This is the twelfth part of the Custom memory allocation series. For your convenience you can find other parts in the table of contents in Part 1 — Allocating object on a stack

We already know how to allocate memory anywhere on the heap but if you think that it solves all problems with GC then most likely you are missing one thing. Even though we took control of allocation we still have GC algorithms running in the background. This means that GC will traverse all object graphs and try to clean them up. Pinning objects or allocating them in LOH doesn’t solve this issue. So, can we do something about it? Let’s see.

First, let’s see if we can measure “useless” GC runs. Let’s take this code:

We have a simple binary tree implementation with one integer field. Let’s allocate a chunk of memory and see how fast GC is:


According to Task Manager, whole graph consumes around 1.3 GB of memory. We can see that each full GC iteration takes almost 3 seconds on average.

So what can we do to make it faster? We need to convince GC to not traverse our objects.

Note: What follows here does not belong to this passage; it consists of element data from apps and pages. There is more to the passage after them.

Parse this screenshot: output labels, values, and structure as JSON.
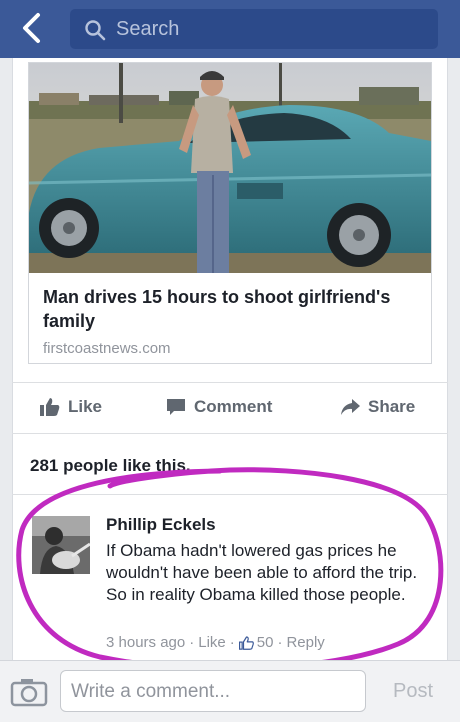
{
  "search": {
    "placeholder": "Search"
  },
  "link_preview": {
    "headline": "Man drives 15 hours to shoot girlfriend's family",
    "domain": "firstcoastnews.com"
  },
  "actions": {
    "like": "Like",
    "comment": "Comment",
    "share": "Share"
  },
  "likes_summary": "281 people like this.",
  "comment": {
    "author": "Phillip Eckels",
    "text": "If Obama hadn't lowered gas prices he wouldn't have been able to afford the trip.  So in reality Obama killed those people.",
    "time": "3 hours ago",
    "like_label": "Like",
    "like_count": "50",
    "reply_label": "Reply"
  },
  "composer": {
    "placeholder": "Write a comment...",
    "post_label": "Post"
  },
  "colors": {
    "topbar": "#3b5998",
    "highlight_circle": "#c02ac0"
  },
  "icons": [
    "back-chevron-icon",
    "search-icon",
    "thumbs-up-icon",
    "comment-bubble-icon",
    "share-arrow-icon",
    "camera-icon"
  ]
}
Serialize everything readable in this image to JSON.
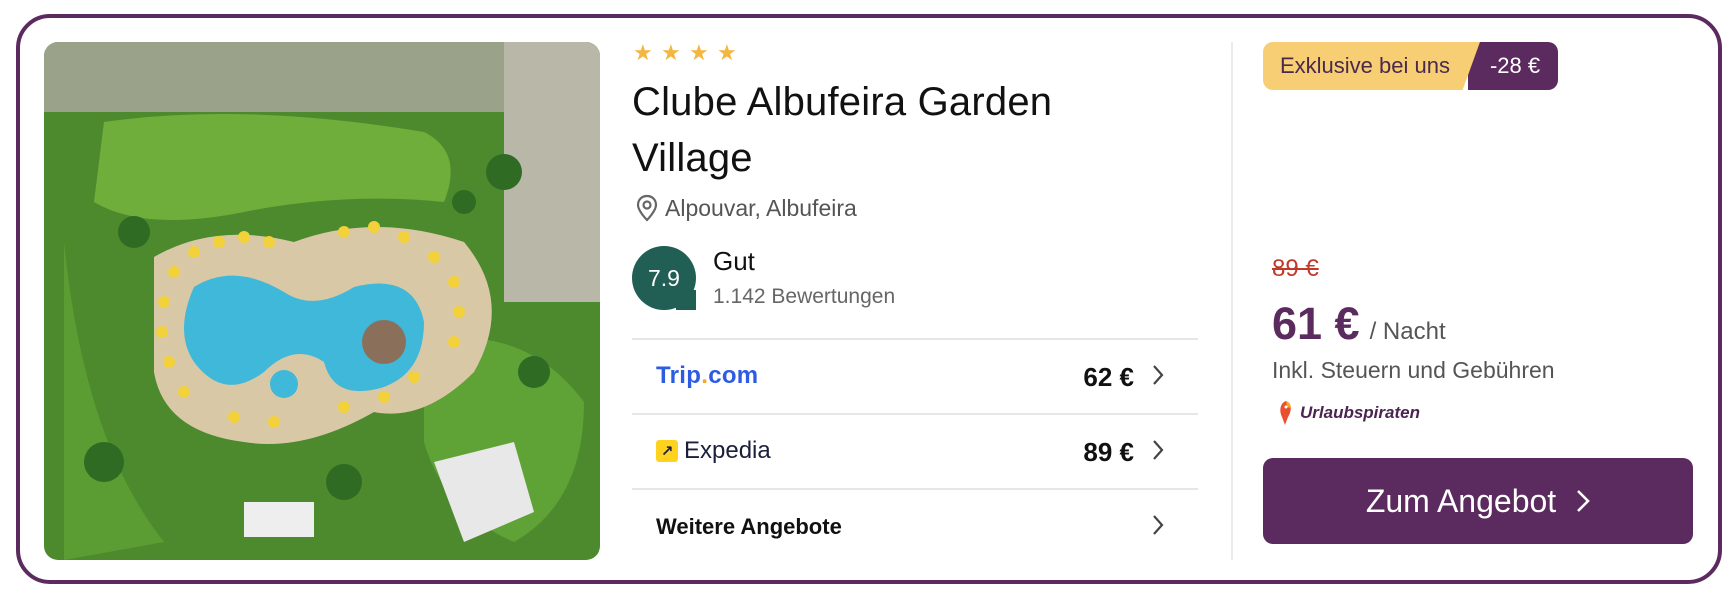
{
  "hotel": {
    "stars": 4,
    "name": "Clube Albufeira Garden Village",
    "location": "Alpouvar, Albufeira",
    "rating_score": "7.9",
    "rating_word": "Gut",
    "reviews": "1.142 Bewertungen"
  },
  "offers": [
    {
      "provider": "Trip.com",
      "price": "62 €"
    },
    {
      "provider": "Expedia",
      "price": "89 €"
    }
  ],
  "more_offers_label": "Weitere Angebote",
  "deal": {
    "badge_label": "Exklusive bei uns",
    "discount": "-28 €",
    "old_price": "89 €",
    "price": "61 €",
    "per_night": "/ Nacht",
    "tax_note": "Inkl. Steuern und Gebühren",
    "partner": "Urlaubspiraten",
    "cta_label": "Zum Angebot"
  },
  "colors": {
    "brand": "#5b2a5e",
    "badge_yellow": "#f7ce73",
    "rating_green": "#215e53",
    "star": "#f4b63f",
    "old_price_red": "#c0392b"
  }
}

We need to replace every reference with integer. Interior references need to be replaced as well because they may leak into local variables so GC would have a way to enter the graph.

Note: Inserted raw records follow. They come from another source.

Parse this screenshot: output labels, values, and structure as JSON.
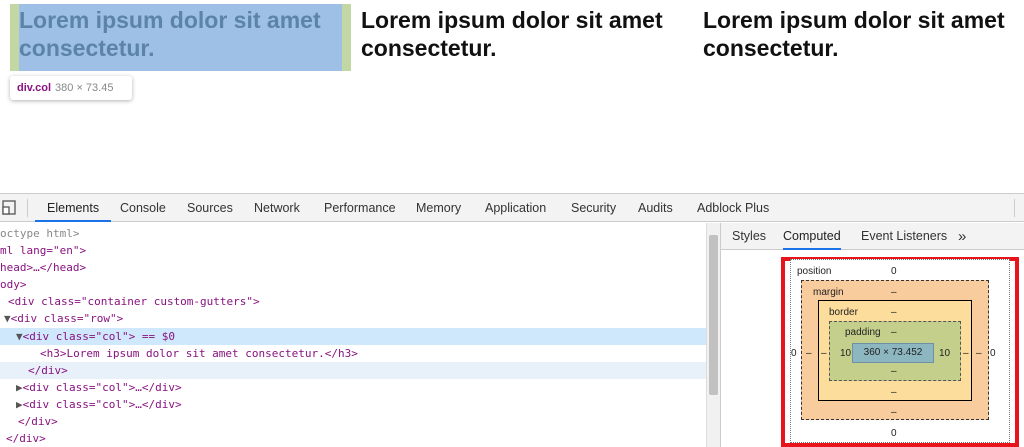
{
  "page": {
    "columns": [
      {
        "heading": "Lorem ipsum dolor sit amet\nconsectetur."
      },
      {
        "heading": "Lorem ipsum dolor sit amet\nconsectetur."
      },
      {
        "heading": "Lorem ipsum dolor sit amet\nconsectetur."
      }
    ],
    "tooltip": {
      "tag": "div.col",
      "dims": "380 × 73.45"
    }
  },
  "devtools": {
    "tabs": [
      "Elements",
      "Console",
      "Sources",
      "Network",
      "Performance",
      "Memory",
      "Application",
      "Security",
      "Audits",
      "Adblock Plus"
    ],
    "active_tab": "Elements",
    "dom_lines": [
      {
        "text": "octype html>"
      },
      {
        "text": "ml lang=\"en\">"
      },
      {
        "text": "head>…</head>"
      },
      {
        "text": "ody>"
      },
      {
        "text": "<div class=\"container custom-gutters\">"
      },
      {
        "text": "<div class=\"row\">"
      },
      {
        "text": "<div class=\"col\"> == $0"
      },
      {
        "text": "<h3>Lorem ipsum dolor sit amet consectetur.</h3>"
      },
      {
        "text": "</div>"
      },
      {
        "text": "<div class=\"col\">…</div>"
      },
      {
        "text": "<div class=\"col\">…</div>"
      },
      {
        "text": "</div>"
      },
      {
        "text": "</div>"
      }
    ],
    "sidebar": {
      "tabs": [
        "Styles",
        "Computed",
        "Event Listeners"
      ],
      "active_tab": "Computed",
      "more_label": "»",
      "box_model": {
        "position_label": "position",
        "position_top": "0",
        "position_left": "0",
        "position_right": "0",
        "position_bottom": "0",
        "margin_label": "margin",
        "margin_top": "–",
        "margin_left": "–",
        "margin_right": "–",
        "margin_bottom": "–",
        "border_label": "border",
        "border_top": "–",
        "border_left": "–",
        "border_right": "–",
        "border_bottom": "–",
        "padding_label": "padding",
        "padding_top": "–",
        "padding_left": "10",
        "padding_right": "10",
        "padding_bottom": "–",
        "content": "360 × 73.452"
      }
    }
  },
  "colors": {
    "highlight_padding": "#c3d7a4",
    "highlight_content": "#9fc0e6",
    "selected_row": "#cfe8fc",
    "active_tab_underline": "#1a73e8",
    "annotation_frame": "#e8141c"
  }
}
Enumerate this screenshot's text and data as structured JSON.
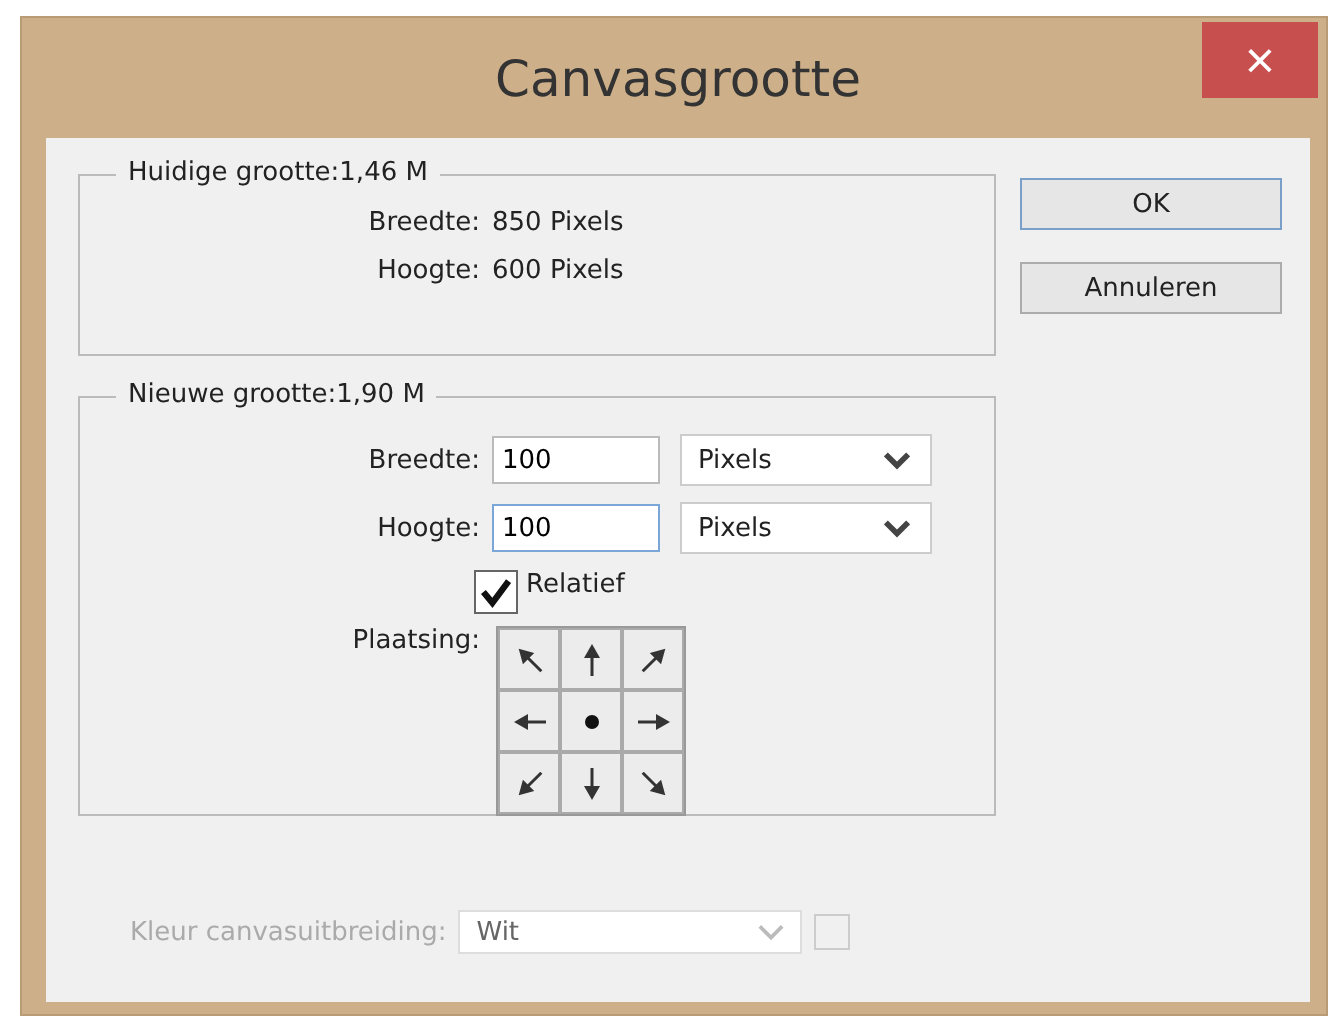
{
  "window": {
    "title": "Canvasgrootte",
    "close": "×"
  },
  "current_size": {
    "title": "Huidige grootte:1,46 M",
    "rows": [
      {
        "label": "Breedte:",
        "value": "850 Pixels"
      },
      {
        "label": "Hoogte:",
        "value": "600 Pixels"
      }
    ]
  },
  "new_size": {
    "title": "Nieuwe grootte:1,90 M",
    "fields": [
      {
        "label": "Breedte:",
        "value": "100",
        "unit": "Pixels",
        "focused": false
      },
      {
        "label": "Hoogte:",
        "value": "100",
        "unit": "Pixels",
        "focused": true
      }
    ],
    "relative": {
      "label": "Relatief",
      "checked": true
    },
    "placement": {
      "label": "Plaatsing:",
      "cells": [
        {
          "kind": "nw",
          "selected": false
        },
        {
          "kind": "n",
          "selected": false
        },
        {
          "kind": "ne",
          "selected": false
        },
        {
          "kind": "w",
          "selected": false
        },
        {
          "selected": true
        },
        {
          "kind": "e",
          "selected": false
        },
        {
          "kind": "sw",
          "selected": false
        },
        {
          "kind": "s",
          "selected": false
        },
        {
          "kind": "se",
          "selected": false
        }
      ]
    }
  },
  "extension_color": {
    "label": "Kleur canvasuitbreiding:",
    "value": "Wit",
    "disabled": true,
    "swatch_checked": false
  },
  "buttons": [
    {
      "label": "OK",
      "default": true
    },
    {
      "label": "Annuleren",
      "default": false
    }
  ]
}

We will use UnsafeList class to make it easier.

First, we create new class:

Please forgive me ugliness of static fields here and there but this is just to make things easy to follow. Production-ready implementation should make it better, obviously. Also, I approximate size of the object to have 6 integers and allocate twice as long array as needed, just to make sure that I don’t hit wrong memory.

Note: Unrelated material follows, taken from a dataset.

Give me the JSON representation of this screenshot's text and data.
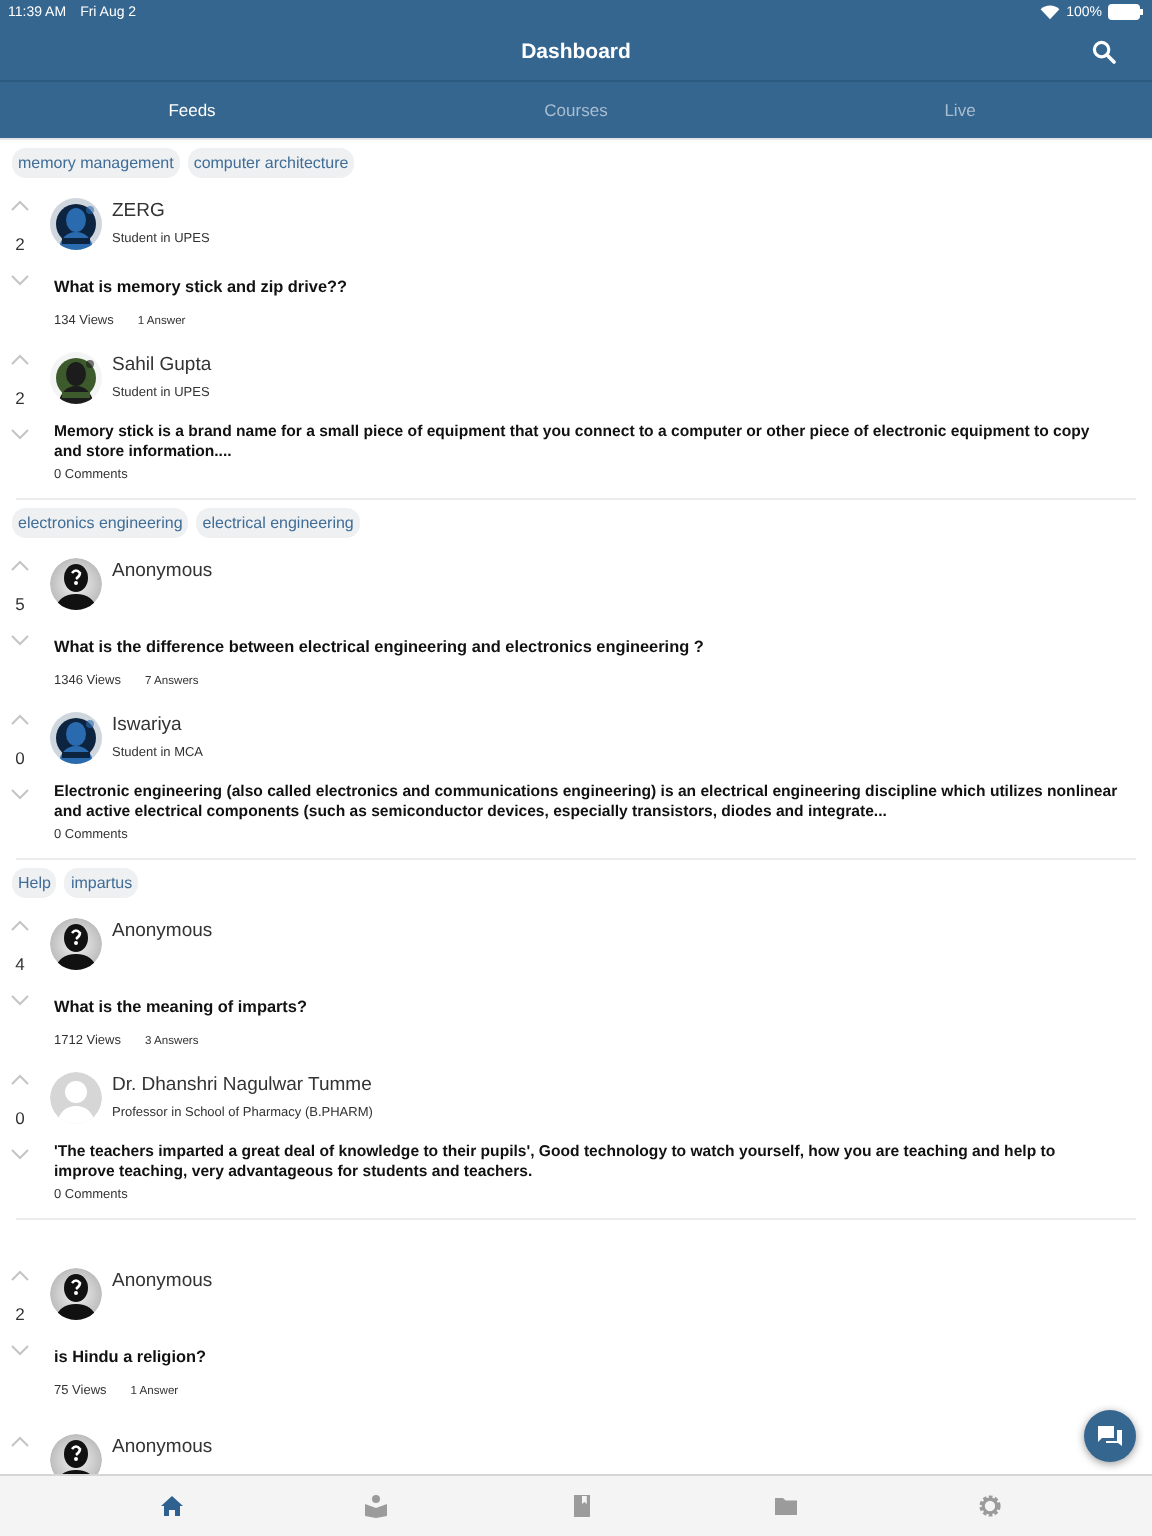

So we still have the field with value which we use for verification if our objects are still alive, but for pointers to children we use ordinary integers. Please keep in mind that I use Any CPU on Windows 7 x64, so the application runs as WoW64 and hence uses 32-bit long pointers.

When allocating children we add them to unsafe list. This creates objects on the heap which are then cleaned up by GC but whole list copies them and stores forever. You may want to use custom allocator instead, this is just an implementation detail.

Rest of the class is almost identical. We just need to extract pointers using Get method which looks like this:

So we create new reference on the fly as needed.

Now, let’s see the benchmark:

Yes, the only difference is in line 9 where I create different collection type. Results:

So we see that allocation is much faster (but we observed that in Part 2 as well). However, Full GC takes almost nothing! There is simply no objects to traverse so GC has nothing to do. At the same time, you can see that sum of integers is exactly the same before and after running GC so our objects work correctly.


Using custom allocation and manual memory management we can effectively turn GC off. There is one more caveat: our approach works with types we control. If we wanted to use it with built-int classes (or generally classes in which we cannot replace references with integers), we would need to implement custom wrapper which would extract all reference-type fields using reflection, nullify them and store addresses in arrays of integers. That would probably require some dynamic proxies as well so we will cover this another day.